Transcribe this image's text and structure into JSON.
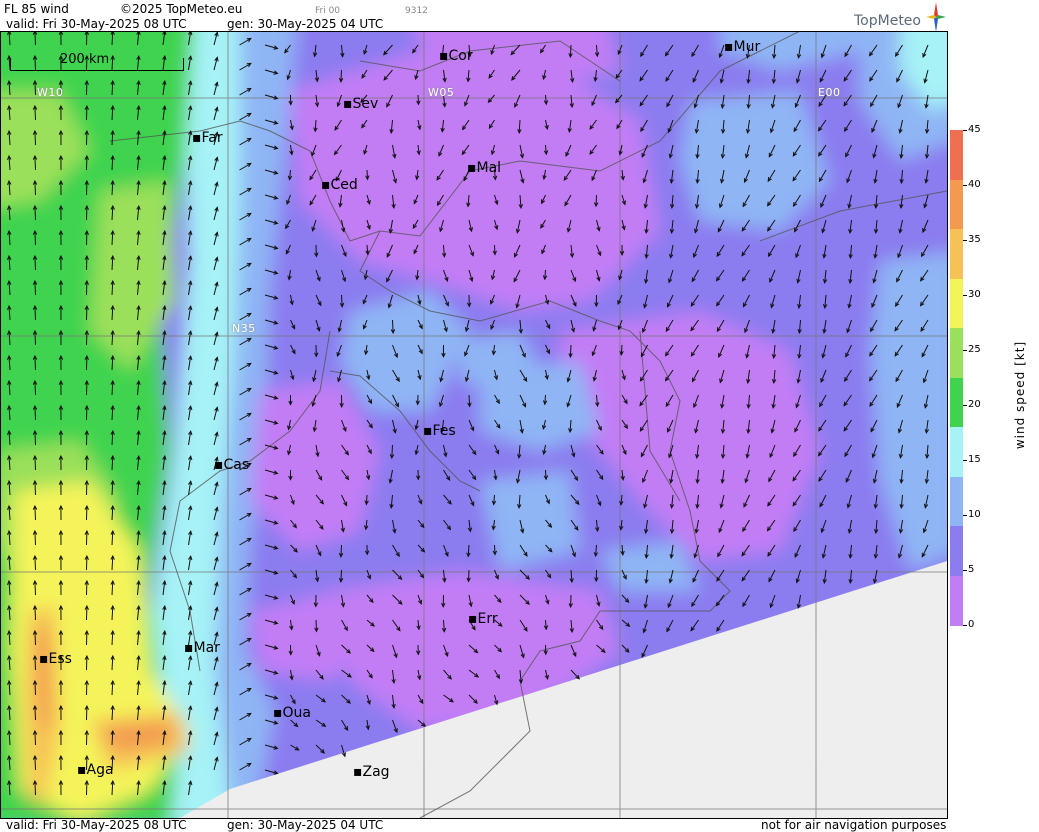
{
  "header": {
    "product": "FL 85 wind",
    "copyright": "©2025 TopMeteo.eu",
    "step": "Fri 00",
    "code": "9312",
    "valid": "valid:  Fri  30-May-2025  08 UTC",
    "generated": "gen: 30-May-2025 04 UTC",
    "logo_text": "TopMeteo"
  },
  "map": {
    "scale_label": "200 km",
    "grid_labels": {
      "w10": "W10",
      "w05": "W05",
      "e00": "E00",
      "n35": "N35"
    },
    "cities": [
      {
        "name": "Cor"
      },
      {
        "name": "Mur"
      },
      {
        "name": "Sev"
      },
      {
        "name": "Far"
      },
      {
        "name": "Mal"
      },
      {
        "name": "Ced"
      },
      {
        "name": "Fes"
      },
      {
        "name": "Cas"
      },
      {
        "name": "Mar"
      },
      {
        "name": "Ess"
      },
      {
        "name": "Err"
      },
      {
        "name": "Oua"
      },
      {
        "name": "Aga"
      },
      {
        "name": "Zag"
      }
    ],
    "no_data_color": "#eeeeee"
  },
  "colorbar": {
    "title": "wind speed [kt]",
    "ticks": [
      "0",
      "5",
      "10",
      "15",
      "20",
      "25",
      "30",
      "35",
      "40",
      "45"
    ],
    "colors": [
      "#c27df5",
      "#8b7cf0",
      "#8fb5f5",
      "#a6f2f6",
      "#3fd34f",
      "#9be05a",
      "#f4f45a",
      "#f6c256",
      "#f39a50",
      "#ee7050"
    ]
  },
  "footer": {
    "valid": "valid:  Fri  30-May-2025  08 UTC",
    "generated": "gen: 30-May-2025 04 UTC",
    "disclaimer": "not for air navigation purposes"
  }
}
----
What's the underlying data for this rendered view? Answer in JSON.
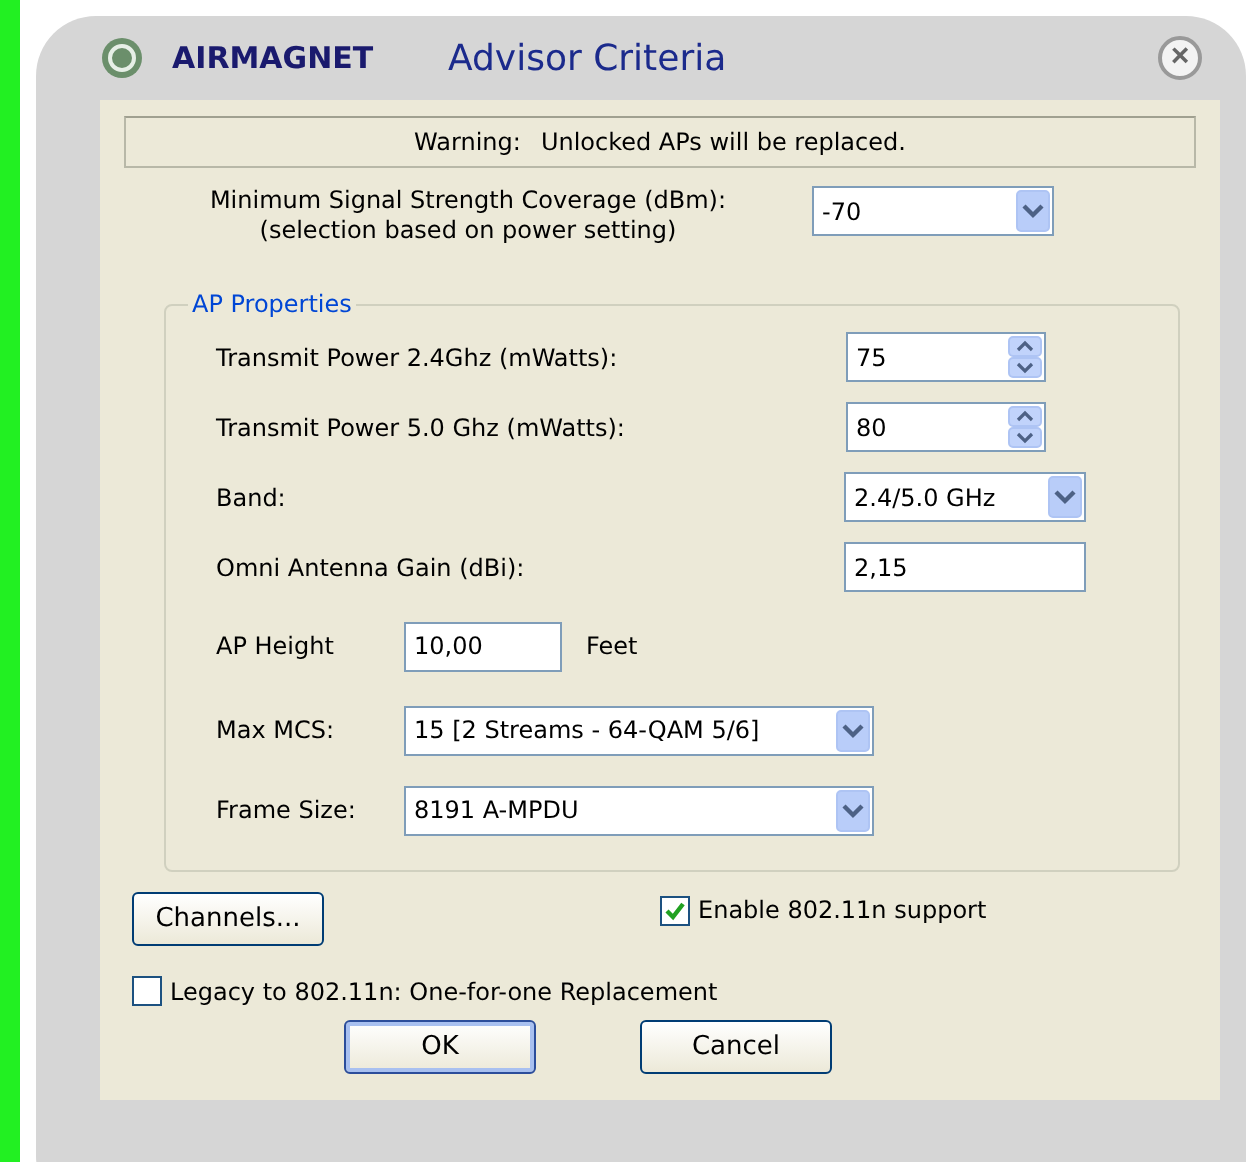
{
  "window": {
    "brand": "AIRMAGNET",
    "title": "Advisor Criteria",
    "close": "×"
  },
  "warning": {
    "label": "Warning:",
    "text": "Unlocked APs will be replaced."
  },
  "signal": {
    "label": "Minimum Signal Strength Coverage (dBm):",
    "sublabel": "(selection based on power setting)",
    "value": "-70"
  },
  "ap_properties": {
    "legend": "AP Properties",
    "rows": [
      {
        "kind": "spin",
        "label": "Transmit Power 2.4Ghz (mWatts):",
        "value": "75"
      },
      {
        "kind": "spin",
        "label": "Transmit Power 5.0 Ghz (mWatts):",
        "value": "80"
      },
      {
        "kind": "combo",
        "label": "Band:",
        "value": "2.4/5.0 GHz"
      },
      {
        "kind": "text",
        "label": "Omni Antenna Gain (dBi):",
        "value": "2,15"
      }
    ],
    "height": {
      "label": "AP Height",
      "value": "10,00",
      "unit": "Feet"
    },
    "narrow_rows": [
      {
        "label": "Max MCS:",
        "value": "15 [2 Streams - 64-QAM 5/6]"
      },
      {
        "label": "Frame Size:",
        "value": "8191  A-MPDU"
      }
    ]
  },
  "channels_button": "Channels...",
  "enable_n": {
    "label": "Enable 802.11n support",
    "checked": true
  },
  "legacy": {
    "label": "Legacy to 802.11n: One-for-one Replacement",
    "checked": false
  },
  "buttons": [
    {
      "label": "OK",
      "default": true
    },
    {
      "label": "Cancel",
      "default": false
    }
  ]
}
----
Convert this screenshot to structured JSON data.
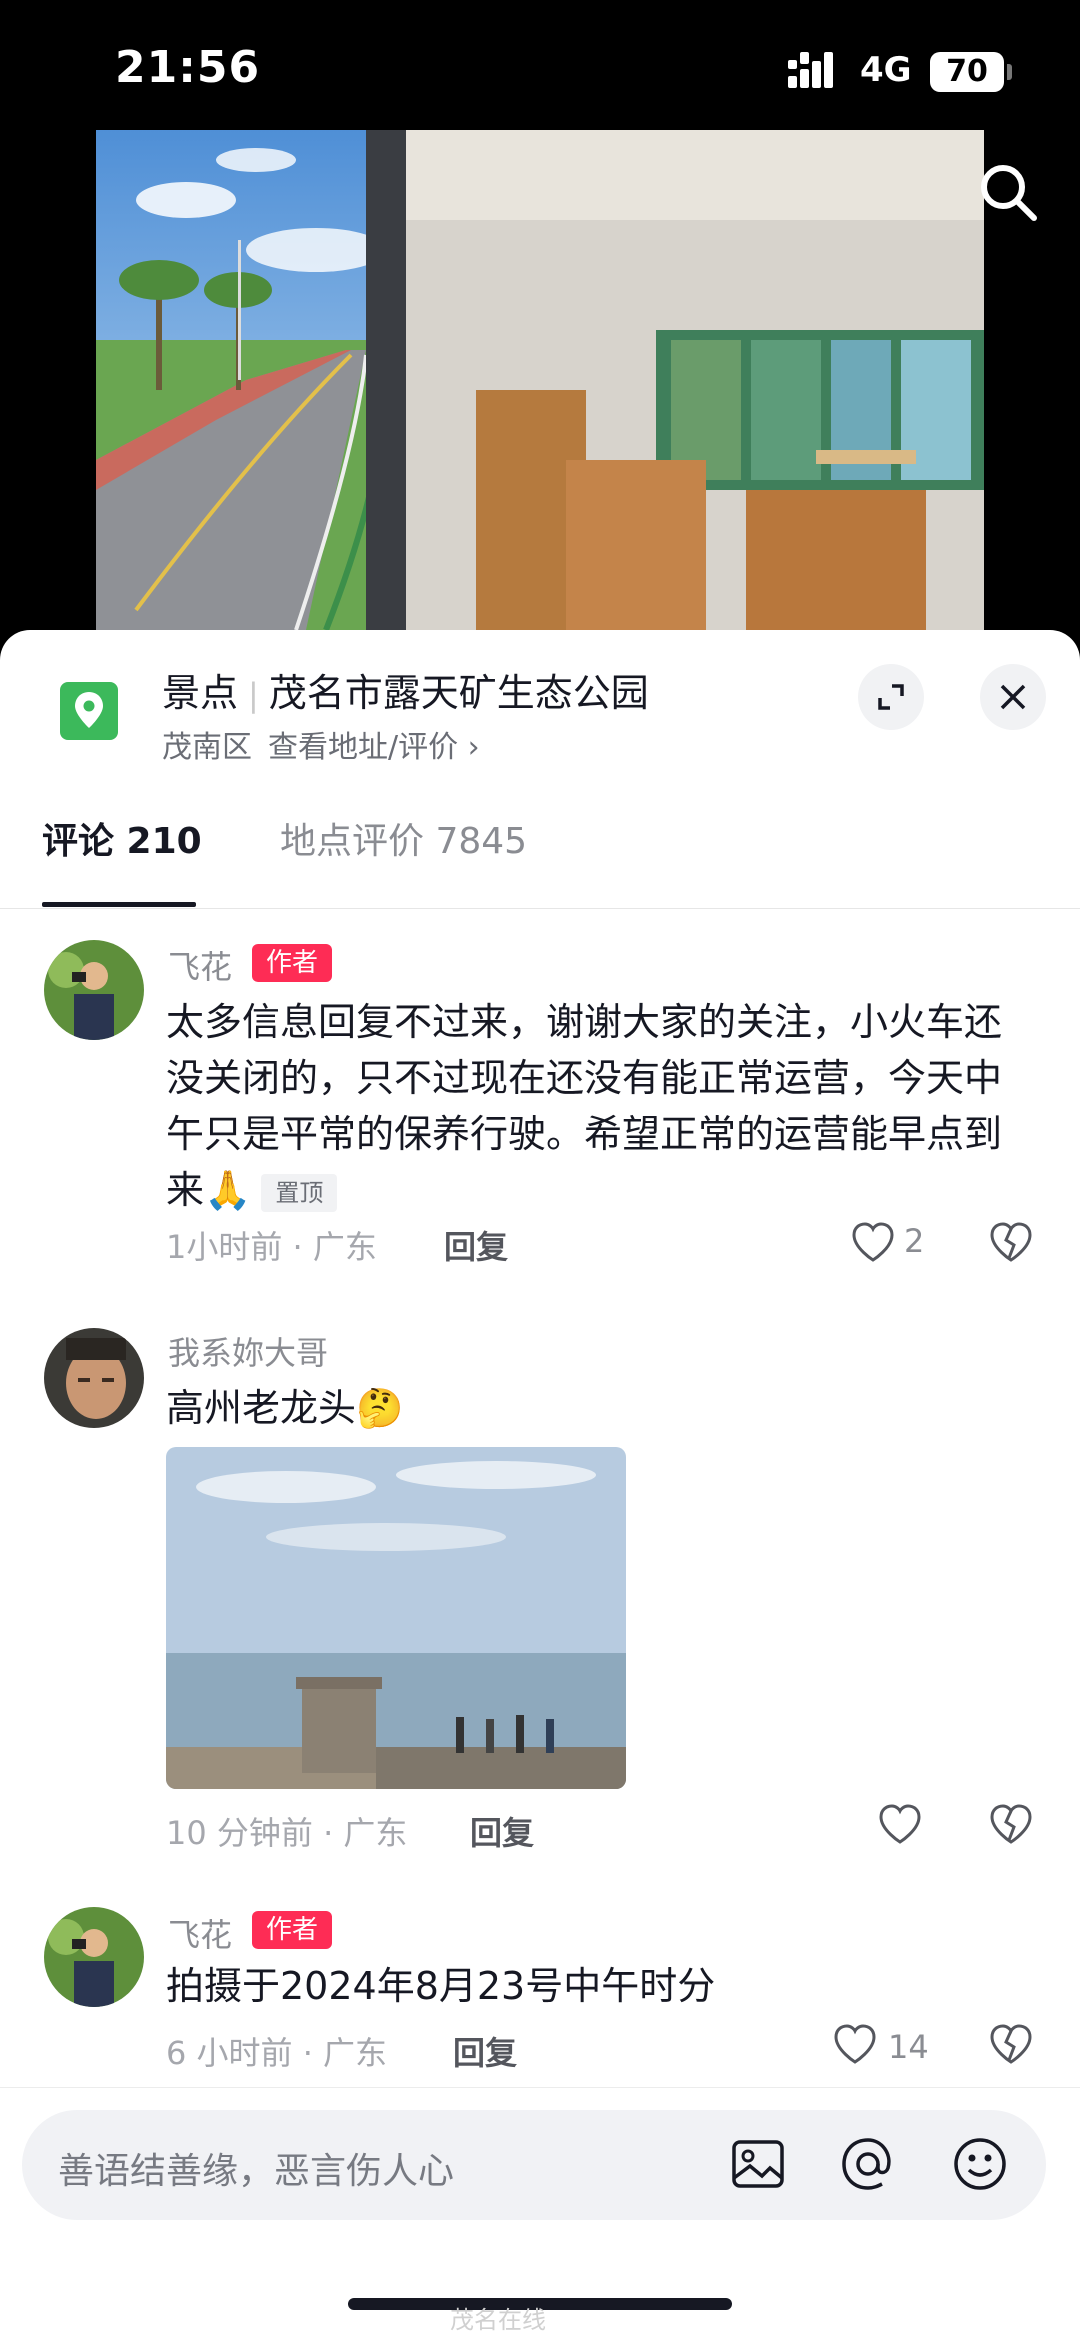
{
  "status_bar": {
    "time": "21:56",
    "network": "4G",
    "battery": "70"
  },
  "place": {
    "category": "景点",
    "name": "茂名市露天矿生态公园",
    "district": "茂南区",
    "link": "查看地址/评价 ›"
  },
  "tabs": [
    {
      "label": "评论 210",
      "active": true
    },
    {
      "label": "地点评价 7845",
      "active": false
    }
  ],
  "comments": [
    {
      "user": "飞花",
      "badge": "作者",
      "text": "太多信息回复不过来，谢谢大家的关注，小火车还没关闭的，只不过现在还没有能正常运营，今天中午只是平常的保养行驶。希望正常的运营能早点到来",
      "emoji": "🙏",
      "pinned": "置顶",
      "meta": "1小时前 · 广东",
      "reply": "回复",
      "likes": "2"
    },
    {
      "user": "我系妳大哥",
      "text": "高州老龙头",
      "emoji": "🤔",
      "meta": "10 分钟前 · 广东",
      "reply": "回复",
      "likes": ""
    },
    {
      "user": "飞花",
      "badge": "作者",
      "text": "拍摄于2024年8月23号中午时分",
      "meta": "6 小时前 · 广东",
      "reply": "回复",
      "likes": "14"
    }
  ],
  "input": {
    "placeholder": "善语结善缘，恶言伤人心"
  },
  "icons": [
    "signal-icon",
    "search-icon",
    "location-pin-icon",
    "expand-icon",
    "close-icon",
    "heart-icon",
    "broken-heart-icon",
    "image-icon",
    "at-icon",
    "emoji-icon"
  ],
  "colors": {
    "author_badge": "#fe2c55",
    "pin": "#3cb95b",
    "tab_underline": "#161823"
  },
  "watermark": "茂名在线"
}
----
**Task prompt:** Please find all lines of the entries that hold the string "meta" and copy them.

**Response for this exercise:**
      "meta": "1小时前 · 广东",
      "meta": "10 分钟前 · 广东",
      "meta": "6 小时前 · 广东",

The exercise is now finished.